A number of weeks ago, Peter Robinson and myself met with the British Prime Minister, David Cameron, in Downing Street. It was one of only a handful of meetings that have taken place since the Tory/Liberal Democrats coalition came into power.
Throughout their time in Government, they have not been as engaged as they should have been in the peace process and have undermined the work of the Executive.
They have reneged on the peace dividend, they cut the block grant, refused to devolve powers on corporation tax and are now proposing to implement significant welfare cuts.
At the centre of all of this is a failure to understand what is required in a society moving out of conflict. What is urgently needed is an investment package to stimulate the economy.
That is why all the parties ensured that a key outcome from the negotiations at St Andrews, which led to the establishment of the current Executive and Assembly, was a commitment from the then British Government for a significant peace dividend. This was a negotiation presided over by both governments.
This was a recognition that society in the north was emerging from conflict and had suffered from decades of under-investment during direct rule, particularly in our infrastructure.
One of the first actions of the current British Government was to renege on this commitment.
By this action, it removed from the Executive the ability to deliver a capital investment programme in key infrastructural projects, which would have had the dual effect of providing much-needed employment in the construction industry and bringing our roads, hospitals and schools up to the necessary standard.
The next action of the British Government was to cut the block grant. Within the fiscal constraints of the Executive, collectively we managed to raise some additional revenue and tried to offset the worst effects of the cut to the block grant. But this approach was clearly stretching our finances to the limit.
Now, to compound this difficult situation, the British Government are seeking to impose welfare cuts under the guise of reform. This will, in effect, remove millions of pounds from the economy in the north.
I find the targeting of the most vulnerable and hard-working, low-income families by these cuts as unacceptable. I have told the British Prime Minister this very directly.
Having invested so much in this process and in these institutions, I am frustrated that the British Government is undermining our work to this extent.
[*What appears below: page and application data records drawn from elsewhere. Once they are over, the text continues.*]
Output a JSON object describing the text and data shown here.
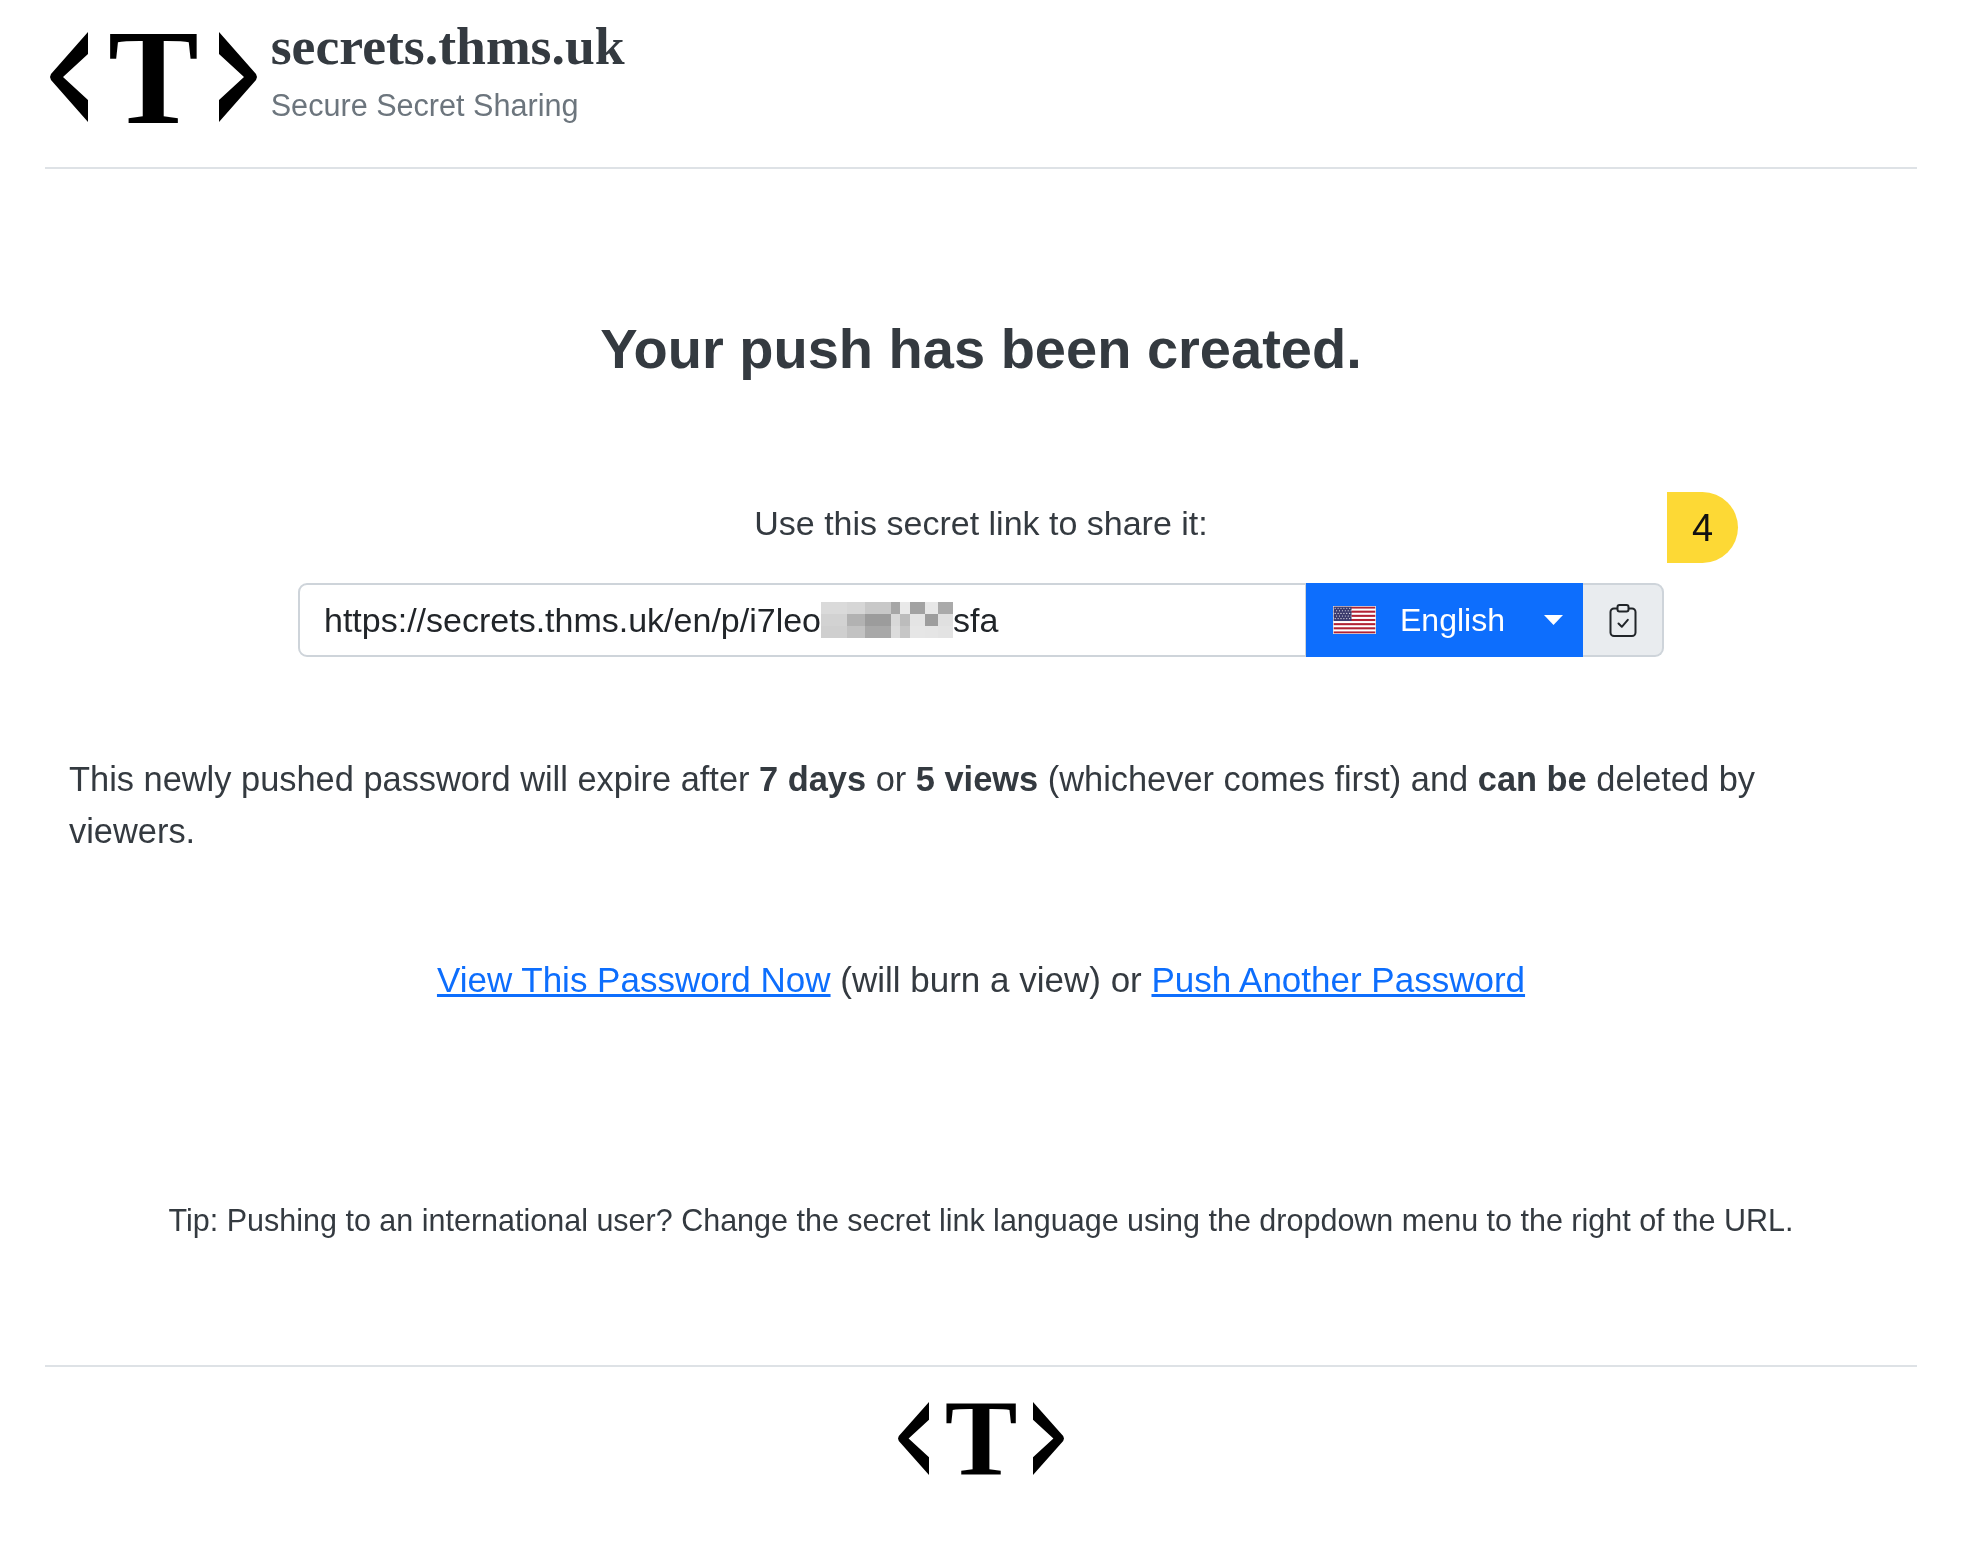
{
  "header": {
    "logo_letter": "T",
    "site_name": "secrets.thms.uk",
    "tagline": "Secure Secret Sharing"
  },
  "heading": "Your push has been created.",
  "share": {
    "prompt": "Use this secret link to share it:",
    "link_field": {
      "value_start": "https://secrets.thms.uk/en/p/i7leo",
      "value_end": "sfa",
      "redacted": true
    },
    "language_button": {
      "label": "English"
    },
    "annotation_marker": "4"
  },
  "expiry_note": "This newly pushed password will expire after **7 days** or **5 views** (whichever comes first) and **can be** deleted by viewers.",
  "actions": [
    {
      "kind": "link",
      "text": "View This Password Now"
    },
    {
      "kind": "text",
      "text": "(will burn a view) or"
    },
    {
      "kind": "link",
      "text": "Push Another Password"
    }
  ],
  "tip": "Tip: Pushing to an international user? Change the secret link language using the dropdown menu to the right of the URL.",
  "footer": {
    "logo_letter": "T"
  }
}
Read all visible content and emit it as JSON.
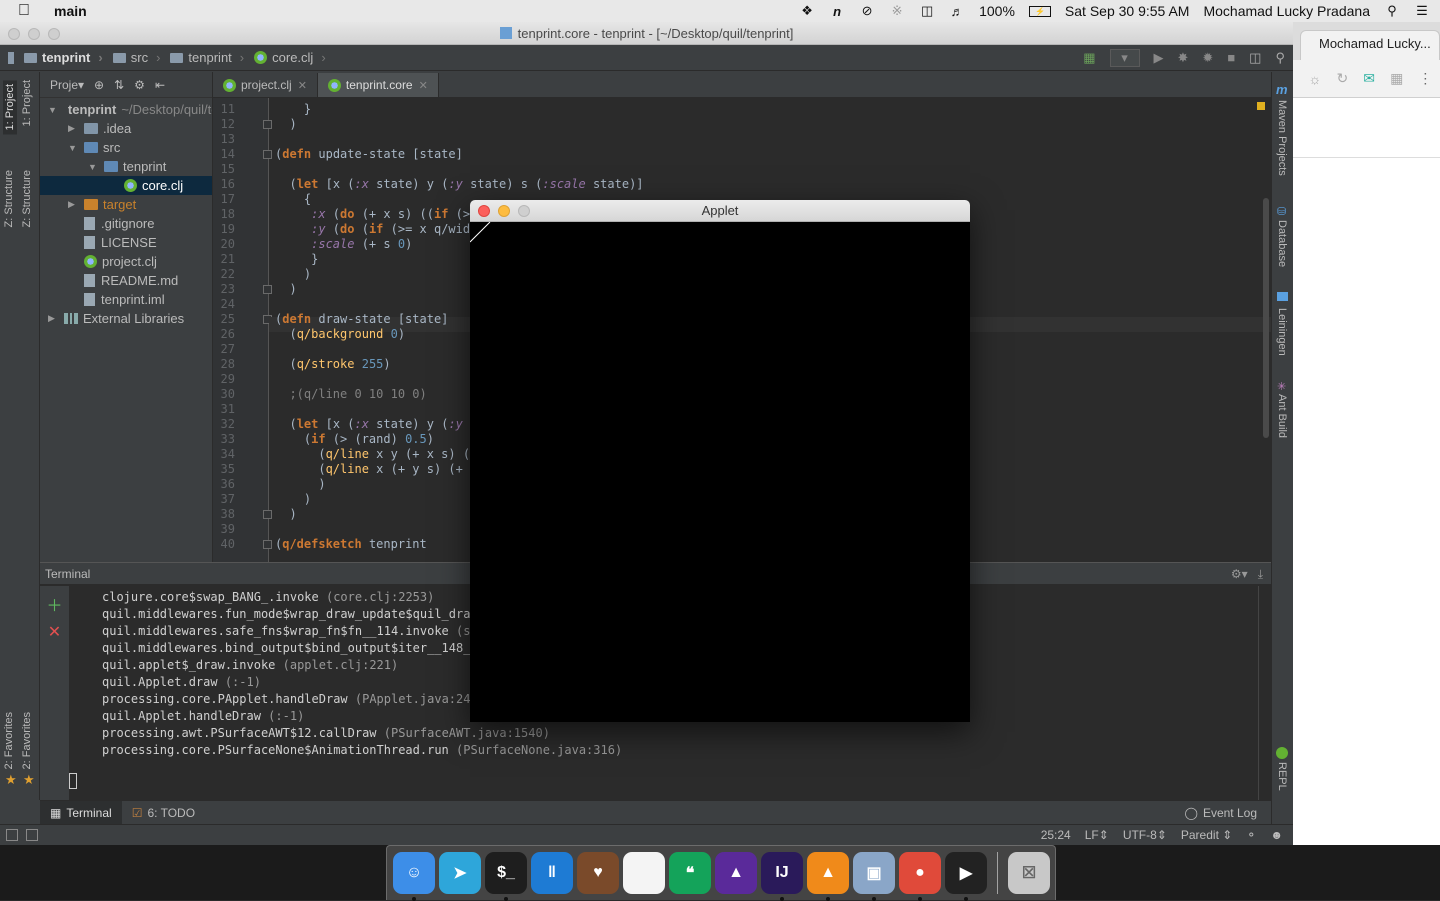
{
  "menubar": {
    "app_name": "main",
    "battery": "100%",
    "datetime": "Sat Sep 30  9:55 AM",
    "user": "Mochamad Lucky Pradana",
    "icons": [
      "apple-icon",
      "dropbox-icon",
      "n-icon",
      "circle-icon",
      "bluetooth-icon",
      "wifi-icon",
      "volume-icon",
      "battery-icon",
      "spotlight-icon",
      "notification-center-icon"
    ]
  },
  "ide": {
    "window_title": "tenprint.core - tenprint - [~/Desktop/quil/tenprint]",
    "breadcrumbs": [
      "tenprint",
      "src",
      "tenprint",
      "core.clj"
    ],
    "project_panel": {
      "view_label": "Proje",
      "tree": [
        {
          "label": "tenprint",
          "suffix": "~/Desktop/quil/tenprint",
          "depth": 0,
          "expanded": true,
          "type": "module"
        },
        {
          "label": ".idea",
          "depth": 1,
          "expanded": false,
          "type": "folder"
        },
        {
          "label": "src",
          "depth": 1,
          "expanded": true,
          "type": "src"
        },
        {
          "label": "tenprint",
          "depth": 2,
          "expanded": true,
          "type": "src"
        },
        {
          "label": "core.clj",
          "depth": 3,
          "type": "clj",
          "selected": true
        },
        {
          "label": "target",
          "depth": 1,
          "expanded": false,
          "type": "target"
        },
        {
          "label": ".gitignore",
          "depth": 1,
          "type": "file"
        },
        {
          "label": "LICENSE",
          "depth": 1,
          "type": "file"
        },
        {
          "label": "project.clj",
          "depth": 1,
          "type": "clj"
        },
        {
          "label": "README.md",
          "depth": 1,
          "type": "file"
        },
        {
          "label": "tenprint.iml",
          "depth": 1,
          "type": "file"
        },
        {
          "label": "External Libraries",
          "depth": 0,
          "expanded": false,
          "type": "lib"
        }
      ]
    },
    "tabs": [
      {
        "label": "project.clj",
        "active": false
      },
      {
        "label": "tenprint.core",
        "active": true
      }
    ],
    "left_tool_labels": [
      "1: Project",
      "1: Project",
      "Z: Structure",
      "Z: Structure",
      "2: Favorites",
      "2: Favorites"
    ],
    "right_tool_labels": [
      "Maven Projects",
      "Database",
      "Leiningen",
      "Ant Build",
      "REPL"
    ],
    "code_lines": [
      {
        "n": "11",
        "text": "    }"
      },
      {
        "n": "12",
        "text": "  )"
      },
      {
        "n": "13",
        "text": ""
      },
      {
        "n": "14",
        "text": "(defn update-state [state]"
      },
      {
        "n": "15",
        "text": ""
      },
      {
        "n": "16",
        "text": "  (let [x (:x state) y (:y state) s (:scale state)]"
      },
      {
        "n": "17",
        "text": "    {"
      },
      {
        "n": "18",
        "text": "     :x (do (+ x s) ((if (>= x q/width) 0 x)))"
      },
      {
        "n": "19",
        "text": "     :y (do (if (>= x q/width) (+ y s) y))"
      },
      {
        "n": "20",
        "text": "     :scale (+ s 0)"
      },
      {
        "n": "21",
        "text": "     }"
      },
      {
        "n": "22",
        "text": "    )"
      },
      {
        "n": "23",
        "text": "  )"
      },
      {
        "n": "24",
        "text": ""
      },
      {
        "n": "25",
        "text": "(defn draw-state [state]"
      },
      {
        "n": "26",
        "text": "  (q/background 0)"
      },
      {
        "n": "27",
        "text": ""
      },
      {
        "n": "28",
        "text": "  (q/stroke 255)"
      },
      {
        "n": "29",
        "text": ""
      },
      {
        "n": "30",
        "text": "  ;(q/line 0 10 10 0)"
      },
      {
        "n": "31",
        "text": ""
      },
      {
        "n": "32",
        "text": "  (let [x (:x state) y (:y state) s (:scale state)]"
      },
      {
        "n": "33",
        "text": "    (if (> (rand) 0.5)"
      },
      {
        "n": "34",
        "text": "      (q/line x y (+ x s) (+ y s))"
      },
      {
        "n": "35",
        "text": "      (q/line x (+ y s) (+ x s) y)"
      },
      {
        "n": "36",
        "text": "      )"
      },
      {
        "n": "37",
        "text": "    )"
      },
      {
        "n": "38",
        "text": "  )"
      },
      {
        "n": "39",
        "text": ""
      },
      {
        "n": "40",
        "text": "(q/defsketch tenprint"
      }
    ],
    "terminal": {
      "title": "Terminal",
      "lines": [
        {
          "main": "clojure.core$swap_BANG_.invoke ",
          "dim": "(core.clj:2253)"
        },
        {
          "main": "quil.middlewares.fun_mode$wrap_draw_update$quil_draw_",
          "dim": ""
        },
        {
          "main": "quil.middlewares.safe_fns$wrap_fn$fn__114.invoke ",
          "dim": "(sa"
        },
        {
          "main": "quil.middlewares.bind_output$bind_output$iter__148__1",
          "dim": ""
        },
        {
          "main": "quil.applet$_draw.invoke ",
          "dim": "(applet.clj:221)"
        },
        {
          "main": "quil.Applet.draw ",
          "dim": "(:-1)"
        },
        {
          "main": "processing.core.PApplet.handleDraw ",
          "dim": "(PApplet.java:2418"
        },
        {
          "main": "quil.Applet.handleDraw ",
          "dim": "(:-1)"
        },
        {
          "main": "processing.awt.PSurfaceAWT$12.callDraw ",
          "dim": "(PSurfaceAWT.java:1540)"
        },
        {
          "main": "processing.core.PSurfaceNone$AnimationThread.run ",
          "dim": "(PSurfaceNone.java:316)"
        }
      ]
    },
    "bottom_tabs": [
      "Terminal",
      "6: TODO"
    ],
    "event_log": "Event Log",
    "status": {
      "position": "25:24",
      "line_sep": "LF",
      "encoding": "UTF-8",
      "mode": "Paredit"
    }
  },
  "applet": {
    "title": "Applet"
  },
  "chrome": {
    "tab_title": "Mochamad Lucky..."
  },
  "dock": {
    "apps": [
      "Finder",
      "Telegram",
      "Terminal",
      "Trello",
      "Cake",
      "Document",
      "Hangouts",
      "Affinity",
      "IntelliJ IDEA",
      "VLC",
      "Preview",
      "Chrome",
      "QuickTime",
      "Trash"
    ]
  }
}
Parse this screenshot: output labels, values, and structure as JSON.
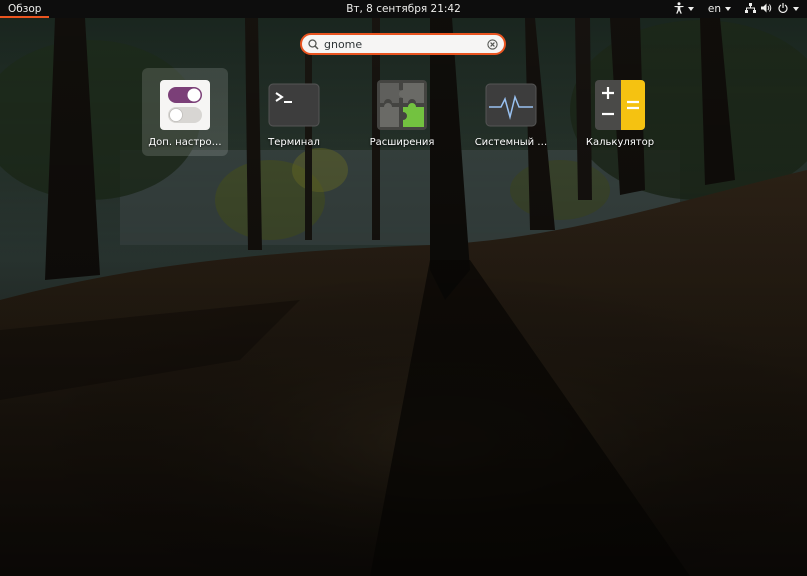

People rightly expect the Executive to try to deliver; however, it seems the British Government is intent on trying to get us to operate with our hands tied behind our backs.
Last week, we met the British Secretary of State, Theresa Villiers, to discuss an economic package for the Executive. It was not a good meeting and, in many ways, mirrored our previous discussions with David Cameron.
This cannot continue. The Executive simply cannot sustain attack after attack from the British Government undermining its ability to work effectively and deliver for the community.
It is my view that the Executive cannot sustain these three attacks on our finances.
Put simply, the British Government needs to think again.
They need to return to the commitments they have made. They need to recognise the unique situation the Executive is in and the political reality that we will not countenance the continuation of this agenda, nor acquiesce to it.
The British Government needs to re-engage with the parties in the Executive in the coming days.
They need to come to the table with a sensible economic package, which will allow progress to be made.
We do not want, or expect, blank cheques. But what we do demand is that ability to be allowed to deliver on the basis which was previously agreed.